== Segment start ==
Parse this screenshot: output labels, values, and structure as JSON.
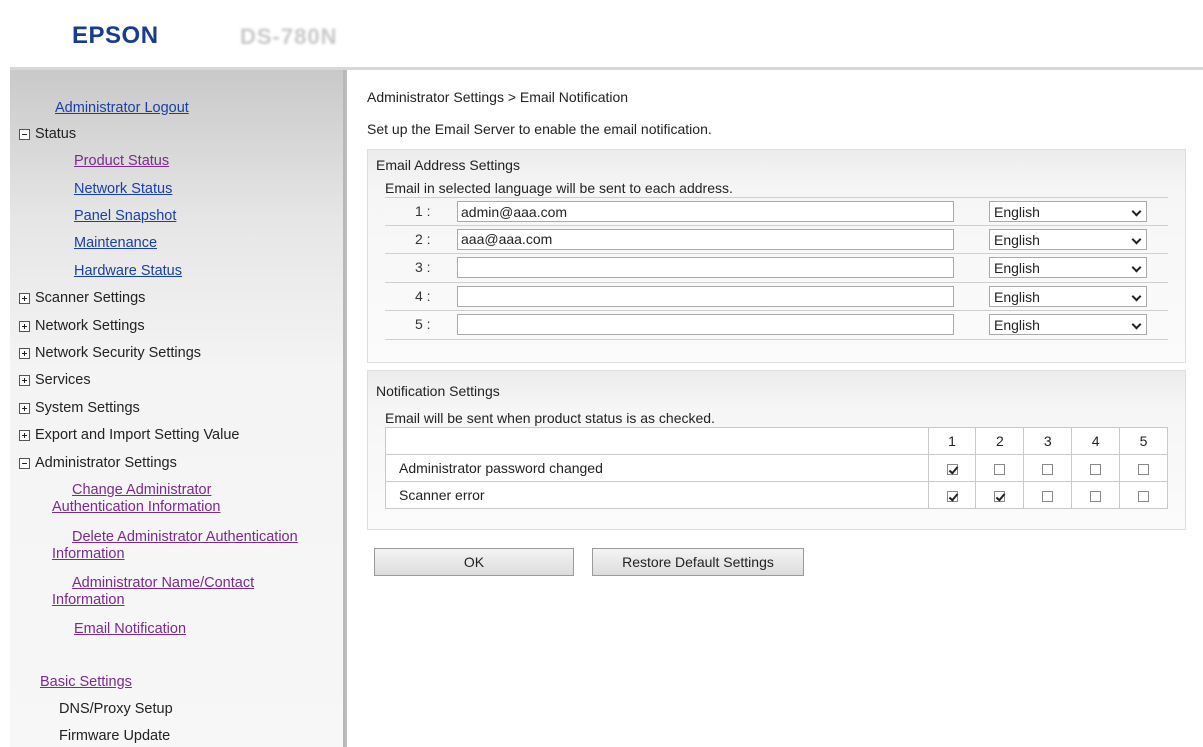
{
  "header": {
    "logo": "EPSON",
    "model": "DS-780N"
  },
  "sidebar": {
    "logout": "Administrator Logout",
    "status": {
      "label": "Status",
      "items": [
        "Product Status",
        "Network Status",
        "Panel Snapshot",
        "Maintenance",
        "Hardware Status"
      ]
    },
    "collapsed": [
      "Scanner Settings",
      "Network Settings",
      "Network Security Settings",
      "Services",
      "System Settings",
      "Export and Import Setting Value"
    ],
    "admin": {
      "label": "Administrator Settings",
      "items": [
        {
          "line1": "Change Administrator",
          "line2": "Authentication Information"
        },
        {
          "line1": "Delete Administrator Authentication",
          "line2": "Information"
        },
        {
          "line1": "Administrator Name/Contact",
          "line2": "Information"
        },
        {
          "line1": "Email Notification",
          "line2": ""
        }
      ]
    },
    "basic": {
      "label": "Basic Settings",
      "items": [
        "DNS/Proxy Setup",
        "Firmware Update"
      ]
    }
  },
  "main": {
    "breadcrumb": "Administrator Settings > Email Notification",
    "intro": "Set up the Email Server to enable the email notification.",
    "address_settings": {
      "title": "Email Address Settings",
      "description": "Email in selected language will be sent to each address.",
      "rows": [
        {
          "num": "1 :",
          "email": "admin@aaa.com",
          "lang": "English"
        },
        {
          "num": "2 :",
          "email": "aaa@aaa.com",
          "lang": "English"
        },
        {
          "num": "3 :",
          "email": "",
          "lang": "English"
        },
        {
          "num": "4 :",
          "email": "",
          "lang": "English"
        },
        {
          "num": "5 :",
          "email": "",
          "lang": "English"
        }
      ]
    },
    "notification_settings": {
      "title": "Notification Settings",
      "description": "Email will be sent when product status is as checked.",
      "columns": [
        "1",
        "2",
        "3",
        "4",
        "5"
      ],
      "rows": [
        {
          "label": "Administrator password changed",
          "checks": [
            true,
            false,
            false,
            false,
            false
          ]
        },
        {
          "label": "Scanner error",
          "checks": [
            true,
            true,
            false,
            false,
            false
          ]
        }
      ]
    },
    "buttons": {
      "ok": "OK",
      "restore": "Restore Default Settings"
    }
  }
}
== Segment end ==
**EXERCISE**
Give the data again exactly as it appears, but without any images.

**ANSWER SPACE**
Parse this screenshot: output labels, values, and structure as JSON.
{
  "header": {
    "logo": "EPSON",
    "model": "DS-780N"
  },
  "sidebar": {
    "logout": "Administrator Logout",
    "status": {
      "label": "Status",
      "items": [
        "Product Status",
        "Network Status",
        "Panel Snapshot",
        "Maintenance",
        "Hardware Status"
      ]
    },
    "collapsed": [
      "Scanner Settings",
      "Network Settings",
      "Network Security Settings",
      "Services",
      "System Settings",
      "Export and Import Setting Value"
    ],
    "admin": {
      "label": "Administrator Settings",
      "items": [
        {
          "line1": "Change Administrator",
          "line2": "Authentication Information"
        },
        {
          "line1": "Delete Administrator Authentication",
          "line2": "Information"
        },
        {
          "line1": "Administrator Name/Contact",
          "line2": "Information"
        },
        {
          "line1": "Email Notification",
          "line2": ""
        }
      ]
    },
    "basic": {
      "label": "Basic Settings",
      "items": [
        "DNS/Proxy Setup",
        "Firmware Update"
      ]
    }
  },
  "main": {
    "breadcrumb": "Administrator Settings > Email Notification",
    "intro": "Set up the Email Server to enable the email notification.",
    "address_settings": {
      "title": "Email Address Settings",
      "description": "Email in selected language will be sent to each address.",
      "rows": [
        {
          "num": "1 :",
          "email": "admin@aaa.com",
          "lang": "English"
        },
        {
          "num": "2 :",
          "email": "aaa@aaa.com",
          "lang": "English"
        },
        {
          "num": "3 :",
          "email": "",
          "lang": "English"
        },
        {
          "num": "4 :",
          "email": "",
          "lang": "English"
        },
        {
          "num": "5 :",
          "email": "",
          "lang": "English"
        }
      ]
    },
    "notification_settings": {
      "title": "Notification Settings",
      "description": "Email will be sent when product status is as checked.",
      "columns": [
        "1",
        "2",
        "3",
        "4",
        "5"
      ],
      "rows": [
        {
          "label": "Administrator password changed",
          "checks": [
            true,
            false,
            false,
            false,
            false
          ]
        },
        {
          "label": "Scanner error",
          "checks": [
            true,
            true,
            false,
            false,
            false
          ]
        }
      ]
    },
    "buttons": {
      "ok": "OK",
      "restore": "Restore Default Settings"
    }
  }
}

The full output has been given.